…will help you get through the times your daughter…

*Makes choices that cause her pain.  Tries sneaking out of the house in the middle of the night.  Gets angry with you when you catch her trying to sneak out of the house.  Allows a certain 21 year old to manipulate her into believing things she knows deep down inside are not true.  Gets manipulated by said 21 year old into leaving the house in defiance of your rules.  Allows loser 21 year old to talk to you disrespectfully.  Loses her faith in God, you, and herself.  Tries to play the “18 card.”  As in, “I am 18 now.  I can do whatever I want.”  Which in turn causes you to implement such disciplinary actions as needed to help her see just how much an 18 year old who has yet to graduate from high school still needs her parents.

…and will play a role in her return when she…

*Finally recognizes the manipulations she has allowed herself to fall for.  Realizes that you aren’t as stupid and out of it as she thought.  Apologizes for her actions.  Begins to make the changes she needs to make in order to get her life back on track.

Build that foundation.  Keep it strong.  If the foundation is there, sooner or later, she will return!

Moms have many titles:  chauffeur, coach, peacemaker, housekeeper, chef, tutor, etc.  For the last two days I have added one more title to my “Mom Resume.”  I am now officially a guinea pig nurse

Yawlin’s guinea pig, S’mores, suddenly became ill on Wednesday night.  So ill, in fact, that I was surprised he made it through the night.  The next day we spent hand feeding him, wiping his goopy eyes with a warm wash cloth, and giving him a warm bath.  Yawlin was brought to tears with worry for this little pet he’s had for two years, so I decided I’d better see what I could learn about guinea pig illnesses.  I did searches online and came to the conclusion that S’mores had an upper respiratory infection (URI).  Guinea pigs can’t overcome such an illness by themselves and, unless they receive antibiotics from a vet, it usually ends up fatal.  Swell.

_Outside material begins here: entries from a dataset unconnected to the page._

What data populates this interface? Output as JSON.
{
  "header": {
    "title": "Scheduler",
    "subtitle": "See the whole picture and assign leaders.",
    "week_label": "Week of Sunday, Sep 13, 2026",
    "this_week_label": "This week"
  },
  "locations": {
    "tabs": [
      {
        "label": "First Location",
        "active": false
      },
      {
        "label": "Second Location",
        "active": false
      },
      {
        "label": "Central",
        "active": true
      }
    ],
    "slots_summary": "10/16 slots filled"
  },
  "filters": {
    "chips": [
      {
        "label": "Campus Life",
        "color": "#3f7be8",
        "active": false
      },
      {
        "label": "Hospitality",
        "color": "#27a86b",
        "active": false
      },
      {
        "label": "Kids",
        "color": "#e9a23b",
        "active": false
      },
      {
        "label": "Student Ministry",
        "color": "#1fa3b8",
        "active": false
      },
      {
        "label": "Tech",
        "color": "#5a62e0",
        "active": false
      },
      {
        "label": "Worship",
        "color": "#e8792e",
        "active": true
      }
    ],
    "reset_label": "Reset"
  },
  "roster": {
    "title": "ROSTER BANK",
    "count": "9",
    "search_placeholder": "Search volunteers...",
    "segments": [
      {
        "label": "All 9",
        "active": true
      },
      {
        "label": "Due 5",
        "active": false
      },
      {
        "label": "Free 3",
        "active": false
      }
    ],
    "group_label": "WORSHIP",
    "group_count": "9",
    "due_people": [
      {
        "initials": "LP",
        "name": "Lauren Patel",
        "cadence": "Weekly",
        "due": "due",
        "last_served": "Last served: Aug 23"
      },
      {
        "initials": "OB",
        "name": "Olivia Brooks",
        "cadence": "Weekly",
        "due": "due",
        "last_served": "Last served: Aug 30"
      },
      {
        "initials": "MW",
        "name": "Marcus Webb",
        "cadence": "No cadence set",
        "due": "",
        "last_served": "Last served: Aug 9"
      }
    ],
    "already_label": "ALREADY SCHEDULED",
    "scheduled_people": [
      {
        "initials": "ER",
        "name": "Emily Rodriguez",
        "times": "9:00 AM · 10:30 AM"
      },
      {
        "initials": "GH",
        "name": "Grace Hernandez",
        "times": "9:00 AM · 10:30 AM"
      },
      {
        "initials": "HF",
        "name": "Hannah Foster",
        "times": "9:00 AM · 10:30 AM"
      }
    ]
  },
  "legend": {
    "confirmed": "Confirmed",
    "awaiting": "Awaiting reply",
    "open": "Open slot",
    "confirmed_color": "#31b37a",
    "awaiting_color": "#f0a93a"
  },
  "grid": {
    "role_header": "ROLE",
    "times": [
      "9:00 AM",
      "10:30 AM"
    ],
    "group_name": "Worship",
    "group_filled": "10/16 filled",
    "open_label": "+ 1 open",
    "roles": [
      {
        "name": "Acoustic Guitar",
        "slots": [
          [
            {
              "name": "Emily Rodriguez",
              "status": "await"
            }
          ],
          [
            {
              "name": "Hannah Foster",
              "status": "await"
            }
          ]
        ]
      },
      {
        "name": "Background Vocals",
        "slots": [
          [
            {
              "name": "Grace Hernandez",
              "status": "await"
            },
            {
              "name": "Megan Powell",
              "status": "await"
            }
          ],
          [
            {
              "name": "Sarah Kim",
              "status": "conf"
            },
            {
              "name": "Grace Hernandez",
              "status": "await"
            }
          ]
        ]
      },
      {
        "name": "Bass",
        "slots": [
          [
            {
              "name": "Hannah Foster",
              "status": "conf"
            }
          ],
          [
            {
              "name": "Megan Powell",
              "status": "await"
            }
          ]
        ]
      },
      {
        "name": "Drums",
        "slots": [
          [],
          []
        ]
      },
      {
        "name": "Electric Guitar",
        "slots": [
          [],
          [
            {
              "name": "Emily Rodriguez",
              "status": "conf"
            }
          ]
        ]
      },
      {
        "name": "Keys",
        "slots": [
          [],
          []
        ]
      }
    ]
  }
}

My next step was to find a small animal vet and set up an appointment.  Yawlin is off-track from school right now so he was able to accompany me to the vet today.  The vet checked poor S’mores over and then let the bomb drop.  The guinea pig has pneumonia and is in critical condition. 

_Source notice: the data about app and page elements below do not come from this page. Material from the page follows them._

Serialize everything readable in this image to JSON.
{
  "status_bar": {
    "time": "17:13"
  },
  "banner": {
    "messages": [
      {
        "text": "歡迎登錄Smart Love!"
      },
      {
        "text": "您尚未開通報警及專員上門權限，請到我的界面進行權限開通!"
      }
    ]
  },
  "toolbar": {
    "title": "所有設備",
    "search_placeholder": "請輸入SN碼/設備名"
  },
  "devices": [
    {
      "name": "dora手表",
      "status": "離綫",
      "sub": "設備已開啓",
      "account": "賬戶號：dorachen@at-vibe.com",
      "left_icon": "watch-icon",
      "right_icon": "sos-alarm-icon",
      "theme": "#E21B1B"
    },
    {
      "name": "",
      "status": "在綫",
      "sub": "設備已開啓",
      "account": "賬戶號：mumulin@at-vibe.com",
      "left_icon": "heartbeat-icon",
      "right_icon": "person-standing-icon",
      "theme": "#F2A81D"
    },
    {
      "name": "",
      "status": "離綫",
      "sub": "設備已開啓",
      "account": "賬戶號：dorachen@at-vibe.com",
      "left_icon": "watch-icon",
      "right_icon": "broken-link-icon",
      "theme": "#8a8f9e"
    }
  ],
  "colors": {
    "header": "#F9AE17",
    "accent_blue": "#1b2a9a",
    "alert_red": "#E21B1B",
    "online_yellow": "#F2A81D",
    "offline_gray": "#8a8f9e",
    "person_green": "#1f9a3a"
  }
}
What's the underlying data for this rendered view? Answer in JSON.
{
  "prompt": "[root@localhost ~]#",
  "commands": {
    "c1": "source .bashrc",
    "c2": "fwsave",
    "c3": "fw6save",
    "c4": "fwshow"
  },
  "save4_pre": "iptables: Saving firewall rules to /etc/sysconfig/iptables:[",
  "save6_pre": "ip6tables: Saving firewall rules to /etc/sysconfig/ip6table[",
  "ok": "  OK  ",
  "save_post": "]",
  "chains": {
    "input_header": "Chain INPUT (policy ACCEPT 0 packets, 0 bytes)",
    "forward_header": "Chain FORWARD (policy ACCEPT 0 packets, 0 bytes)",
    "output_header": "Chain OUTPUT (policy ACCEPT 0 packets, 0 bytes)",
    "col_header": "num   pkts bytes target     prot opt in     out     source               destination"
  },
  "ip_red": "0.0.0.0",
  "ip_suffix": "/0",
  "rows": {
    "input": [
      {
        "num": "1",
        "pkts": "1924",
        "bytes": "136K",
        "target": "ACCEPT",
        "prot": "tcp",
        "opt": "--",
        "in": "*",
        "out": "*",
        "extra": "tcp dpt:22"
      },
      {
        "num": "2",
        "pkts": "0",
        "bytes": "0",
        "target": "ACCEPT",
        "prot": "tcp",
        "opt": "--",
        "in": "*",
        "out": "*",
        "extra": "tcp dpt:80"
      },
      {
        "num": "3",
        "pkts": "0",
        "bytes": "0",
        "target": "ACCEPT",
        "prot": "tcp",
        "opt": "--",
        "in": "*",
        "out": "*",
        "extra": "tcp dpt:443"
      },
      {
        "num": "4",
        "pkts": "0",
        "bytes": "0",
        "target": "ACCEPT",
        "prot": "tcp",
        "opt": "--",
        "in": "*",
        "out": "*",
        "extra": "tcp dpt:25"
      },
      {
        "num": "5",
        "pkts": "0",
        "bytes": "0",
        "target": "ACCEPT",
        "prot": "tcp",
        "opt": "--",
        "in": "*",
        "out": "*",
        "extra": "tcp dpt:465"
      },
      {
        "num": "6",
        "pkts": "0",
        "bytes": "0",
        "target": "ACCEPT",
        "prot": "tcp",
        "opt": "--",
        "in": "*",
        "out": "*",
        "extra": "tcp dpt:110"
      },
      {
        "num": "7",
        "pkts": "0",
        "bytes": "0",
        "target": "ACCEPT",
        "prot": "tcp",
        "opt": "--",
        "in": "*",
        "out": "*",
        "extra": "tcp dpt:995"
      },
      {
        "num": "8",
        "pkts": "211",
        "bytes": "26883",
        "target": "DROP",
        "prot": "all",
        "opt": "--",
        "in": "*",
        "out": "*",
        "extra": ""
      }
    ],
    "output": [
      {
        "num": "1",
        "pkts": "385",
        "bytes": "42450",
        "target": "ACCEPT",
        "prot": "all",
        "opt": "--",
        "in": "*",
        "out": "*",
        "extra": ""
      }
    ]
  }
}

We had three options:  1.  Do nothing and let S’mores die.  2.  Take S’mores home with a supply of antibiotics that we administer twice a day.  Try to force feed him.  Watch him (his chances of survival–pretty slim).  3.  Leave him at the animal hospital for some intensive care; chances of survival 50-50, and a cost of $350.00 (in addition to the $50.00 I was already paying for the examination).

After consulting with Hub on the phone, and then talking to Yawlin, it was decided we would bring S’mores home with the antibiotic and see what we can do for him on our own.  He had his first dose of antibiotics at the animal hospital.  We will give him his second dose just before we go to bed tonight.  Since the vet said he is very dehydrated I used his medicine syringe to force him to drink some water.  I have a feeling it is going to be a long day and night. 

Yawlin understands that S’mores is very ill and that he might die.  I have had to rearrange my schedule slightly in order to help take care of this critical little animal.  Why go to all the trouble for a guinea pig?  If you could have seen the look in Yawlin’s eyes the first time I took S’mores in my arms and tried to get him to take some orange juice from my finger, you would understand.  The look was one of hope and relief–hope and relief that Mom knows what to do, hope and relief that Mom is now in charge, and hope and relief that Mom will do whatever she can to help the little piggy.  

The cost of recieving the new title of Guinea Pig Nurse = some of my time, letting some of my schedule go, and the very real possibility that my efforts will fail.  But, the look of relief and hope in my son’s eyes, and the knowledge he now has that Mom loves him enough to do this for him = priceless! 


Only one more day to enter the contest celebrating my 102nd post!  The prize?  A nifty customized t-shirt.  Enter here.